Deaths as earthquake hits Indonesia

Dozens of people killed and thousands forced to evacuate as major quake strikes Java.

    The villages around Tasikmalaya suffered the most destruction, with many homes destroyed [AFP]

    "It was very scary. The floor was swaying and I heard loud sounds from the upper floor like something was going to collapse," said one student after running out of the Grand Indonesia shopping centre in the heart of the city.

    The quake was felt as far away as Surabaya, Indonesia's second-largest city, about 500km northeast of Tasikmalaya, and on the resort island of Bali, about 700 kilometres to the east.

    Panic in Jakarta

    Step Vaessen, Al Jazeera's correspondent in Jakarta, reported that at least 20 people were admitted to hospitals, some of them injured as people panicked as they ran from shopping centres or evacuated office towers.

    Buildings swayed violently for at least a minute just after 3pm local time (08:00 GMT) and more injuries were expected as communication systems were restored.

    In video
    Indonesia's earthquake death toll could climb
    There were reports that houses had collapsed in villages south of Bandung but there were no reports of any deaths, according to the Meteorology and Geophysics Agency technical chief Suharjono.

    "There was a tsunami in the sea off Tasikmalaya but it was only 20cm high, it was insignificant," Suharjono added.

    Indonesia's main power, oil, gas, steel and mining companies with operations in West and Central Java island closest to the quake's epicentre said they had not suffered any damage.

    A 7.7-magnitude offshore quake triggered a tsunami off southern Java in 2006, killing 596 people and displacing some 74,000.

    SOURCE: Al Jazeera and agencies


    YOU MIGHT ALSO LIKE

    Meet the deported nurse aiding asylum seekers at US-Mexico border

    Meet the deported nurse helping refugees at the border

    Francisco 'Panchito' Olachea drives a beat-up ambulance around Nogales, taking care of those trying to get to the US.

    The rise of Pakistan's 'burger' generation
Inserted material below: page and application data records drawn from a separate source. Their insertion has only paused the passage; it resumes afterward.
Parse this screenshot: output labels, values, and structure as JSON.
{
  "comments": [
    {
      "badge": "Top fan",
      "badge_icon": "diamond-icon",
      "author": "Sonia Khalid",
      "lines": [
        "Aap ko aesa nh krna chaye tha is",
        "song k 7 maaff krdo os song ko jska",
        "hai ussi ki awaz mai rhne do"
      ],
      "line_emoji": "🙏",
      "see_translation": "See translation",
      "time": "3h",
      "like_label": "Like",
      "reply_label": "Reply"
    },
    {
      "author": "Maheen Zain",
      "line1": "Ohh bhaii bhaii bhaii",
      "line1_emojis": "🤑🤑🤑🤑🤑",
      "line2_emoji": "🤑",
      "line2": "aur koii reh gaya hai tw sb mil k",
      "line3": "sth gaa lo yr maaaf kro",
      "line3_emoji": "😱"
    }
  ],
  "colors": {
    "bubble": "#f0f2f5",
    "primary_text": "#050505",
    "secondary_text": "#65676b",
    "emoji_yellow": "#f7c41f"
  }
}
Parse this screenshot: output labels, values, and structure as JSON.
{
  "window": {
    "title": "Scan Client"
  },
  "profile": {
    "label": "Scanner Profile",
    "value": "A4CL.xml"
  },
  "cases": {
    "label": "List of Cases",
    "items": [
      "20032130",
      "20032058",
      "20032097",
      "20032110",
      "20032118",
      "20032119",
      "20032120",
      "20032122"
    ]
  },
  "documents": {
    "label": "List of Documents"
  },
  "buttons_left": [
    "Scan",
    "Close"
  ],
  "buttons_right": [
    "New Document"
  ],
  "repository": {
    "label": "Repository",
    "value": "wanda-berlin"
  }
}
    The rise of Pakistan's 'burger' generation

    How a homegrown burger joint pioneered a food revolution and decades later gave a young, politicised class its identity.

    'We will cut your throats': The anatomy of Greece's lynch mobs

    The brutality of Greece's racist lynch mobs

    With anti-migrant violence hitting a fever pitch, victims ask why Greek authorities have carried out so few arrests.